Saturday, 10 December 2011

Facing up to cyclone Friedhelm

Cyclone Friedhelm. Image from Wiki Commons
There have been warnings for days. Meteorologists have been tracking an unusually active kink in the polar front over the north Atlantic. Such extratropical cyclones, to give them their technical name, are commonplace. They are the dominant weather feature of our islands, bringing moisture laden air, brisk westerly winds and alternating cold and warm fronts in seemingly relentless strings. They queue up over the ocean, one behind another, waiting to dump their cargo of rain on our already sodden ground. But Cyclone Friedhelm is out of the ordinary, a once-in-a-decade storm.

Watching its progress on an animated meteorological chart is a sinister experience. It appears to snag on the southern tip of Greenland before breaking loose, heading south of Iceland and on a collision course for Scotland. All the while the depression is deepening. Isobars crowd thickly in ever decreasing circles, a black hole, a malevolent eye. I tap the barometer glass for the third or fourth time this morning and the needle jolts abruptly. Atmospheric pressure has dropped by more than twenty millibars in a matter of hours. In the fridge a bottle of sparkling water looks fit to burst.
Suck. Anish Kapoor's bottomless vortex.
at Jupiter Artland

Across the country schools and offices are closing as Scotland braces itself. A steep pressure gradient means wind, great howlings of wind that rampage around this profound puncture in the atmosphere. I liken it to one of those clever donation boxes you sometimes see in museums. Roll your pennies down the shute and watch them spiral faster and faster into the vortex before being gobbled up. And then I remember Suck, a disturbing piece of landscape art by Anish Kapoor. Suck is a great funnel in the ground, but sealed behind a cage so its bottom cannot be seen, only imagined. It may go on to the centre of the Earth, or forever.

On the east coast the worst will not arrive until dusk but already hailstones drill against the windows. Outside on the street the wind slides traffic cones like striped playing pieces on a giant game board. But Friedhelm is only limbering up. By lunchtime the news is reporting a gust of 101mph on the Tay Bridge adding, almost unnecessarily, that it has been closed to all traffic. The Aonach Mor ski centre boasts 130, but the prize goes to the Cairngorm Plateau clocking in at a frightening 165mph, not quite a record but close. Colloquially the Scots are calling it Hurricane Bawbag which, if you speak any Scots, you will know is hardly a term of endearment.
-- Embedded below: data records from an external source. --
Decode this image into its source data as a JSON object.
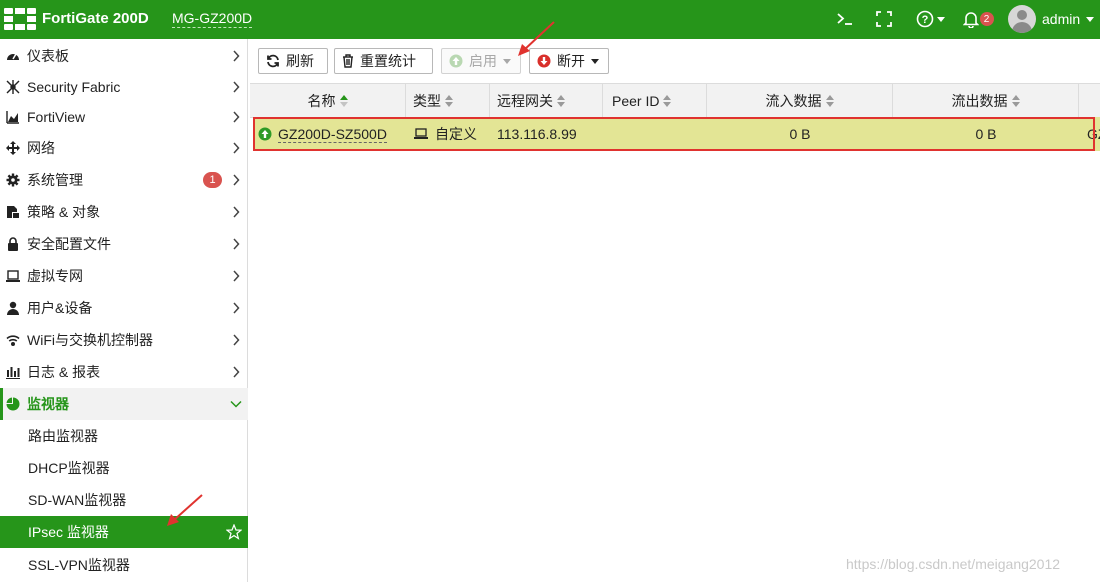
{
  "header": {
    "brand": "FortiGate 200D",
    "hostname": "MG-GZ200D",
    "notification_count": "2",
    "username": "admin",
    "icons": [
      "fortinet-logo-icon",
      "cli-console-icon",
      "fullscreen-icon",
      "help-icon",
      "bell-icon",
      "user-avatar-icon"
    ]
  },
  "sidebar": {
    "items": [
      {
        "label": "仪表板",
        "icon": "dashboard-icon"
      },
      {
        "label": "Security Fabric",
        "icon": "security-fabric-icon"
      },
      {
        "label": "FortiView",
        "icon": "fortiview-icon"
      },
      {
        "label": "网络",
        "icon": "network-icon"
      },
      {
        "label": "系统管理",
        "icon": "gear-icon",
        "badge": "1"
      },
      {
        "label": "策略 & 对象",
        "icon": "policy-icon"
      },
      {
        "label": "安全配置文件",
        "icon": "lock-icon"
      },
      {
        "label": "虚拟专网",
        "icon": "laptop-icon"
      },
      {
        "label": "用户&设备",
        "icon": "user-icon"
      },
      {
        "label": "WiFi与交换机控制器",
        "icon": "wifi-icon"
      },
      {
        "label": "日志 & 报表",
        "icon": "bar-chart-icon"
      }
    ],
    "monitor_group": {
      "label": "监视器",
      "icon": "pie-chart-icon"
    },
    "monitor_items": [
      {
        "label": "路由监视器"
      },
      {
        "label": "DHCP监视器"
      },
      {
        "label": "SD-WAN监视器"
      },
      {
        "label": "IPsec 监视器",
        "active": true
      },
      {
        "label": "SSL-VPN监视器"
      }
    ]
  },
  "toolbar": {
    "refresh_label": "刷新",
    "reset_stats_label": "重置统计",
    "enable_label": "启用",
    "disconnect_label": "断开"
  },
  "table": {
    "columns": [
      "名称",
      "类型",
      "远程网关",
      "Peer ID",
      "流入数据",
      "流出数据"
    ],
    "rows": [
      {
        "name": "GZ200D-SZ500D",
        "status": "up",
        "type": "自定义",
        "remote_gateway": "113.116.8.99",
        "peer_id": "",
        "incoming": "0 B",
        "outgoing": "0 B",
        "overflow": "GZ"
      }
    ]
  },
  "colors": {
    "brand_green": "#26951a",
    "row_highlight": "#e3e595",
    "annotation_red": "#e0332f",
    "badge_red": "#d9534f"
  },
  "watermark": "https://blog.csdn.net/meigang2012"
}
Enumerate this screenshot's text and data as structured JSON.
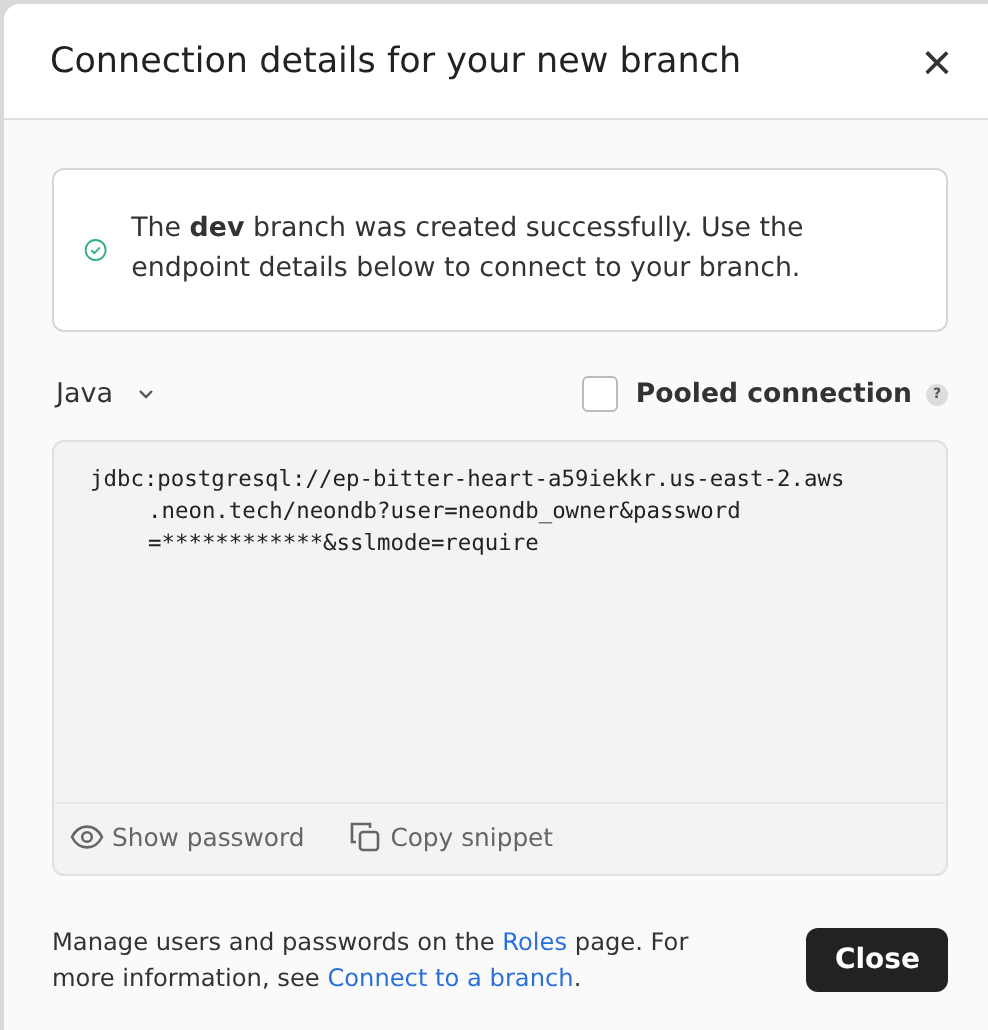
{
  "dialog": {
    "title": "Connection details for your new branch",
    "close_symbol": "×"
  },
  "alert": {
    "text": "The **dev** branch was created successfully. Use the endpoint details below to connect to your branch."
  },
  "language": {
    "value": "Java"
  },
  "pooled": {
    "label": "Pooled connection",
    "checked": false,
    "help": "?"
  },
  "snippet": {
    "lines": [
      "jdbc:postgresql://ep-bitter-heart-a59iekkr.us-east-2.aws",
      ".neon.tech/neondb?user=neondb_owner&password",
      "=************&sslmode=require"
    ]
  },
  "actions": [
    {
      "kind": "show",
      "label": "Show password"
    },
    {
      "kind": "copy",
      "label": "Copy snippet"
    }
  ],
  "footer": [
    {
      "kind": "text",
      "text": "Manage users and passwords on the "
    },
    {
      "kind": "link",
      "text": "Roles"
    },
    {
      "kind": "text",
      "text": " page. For more information, see "
    },
    {
      "kind": "link",
      "text": "Connect to a branch"
    },
    {
      "kind": "text",
      "text": "."
    }
  ],
  "buttons": [
    {
      "label": "Close"
    }
  ]
}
I cannot get to work, there are no trains. But I venture out and the assault is instant. Looking up the clouds are moving so fast it seems as if the triple steeples of St Mary's Cathedral are tumbling. The streets are strewn with cardboard and dead umbrellas. And then a new experience for me. For the first time in my life I am quite literally swept off my feet. Turning the corner I am taken from behind by a sudden squall and find myself dumped without dignity on the wet pavement. Unhurt, I can only laugh along with witnesses at the absurdity of it and think myself fortunate not to be on Aonach Mor or the Cairngorms.

Friedhelm, or Bawbag, rages well into the evening, roaring through the bare trees and punishing pedestrians with volleys of hail. By 10pm the worst is past and I pick my way home through a debris of roof slates and snapped branches. Mercifully it seems nobody has been seriously hurt, although there have been some lucky escapes from burst rivers farther south and there is temporary misery for those left without power. Next day the story is told in sequences of dramatic pictures on internet news sites: towering waves, wrecked wind turbines and the inevitable felled trees. Cyclone Friedhelm will be a storm talked about for a long while in Scotland, at least until the next one.


  1. What a powerful description of last Thursday in Scotland. Your writing has brought the cyclone back with the staggering clarity of simile and metaphor. Tumbling steeples, dead umbrellas, bottomless vortex and playing pieces moving by wind-power. It was a day of elemental savagery. Perfectly observed and beautifully illustrated with photographs, Anhrefn.

  2. A second storm of similar ferocity followed on earler this week, resulting in much the same travel disruption due to high winds and snow. Oddly it received nothing like the level of media coverage of Friedhelm.

    I must confess my photographs are actually not of cyclone Friedhelm but an earlier storm, when it was easier to stand up! I am very pleased you like them though.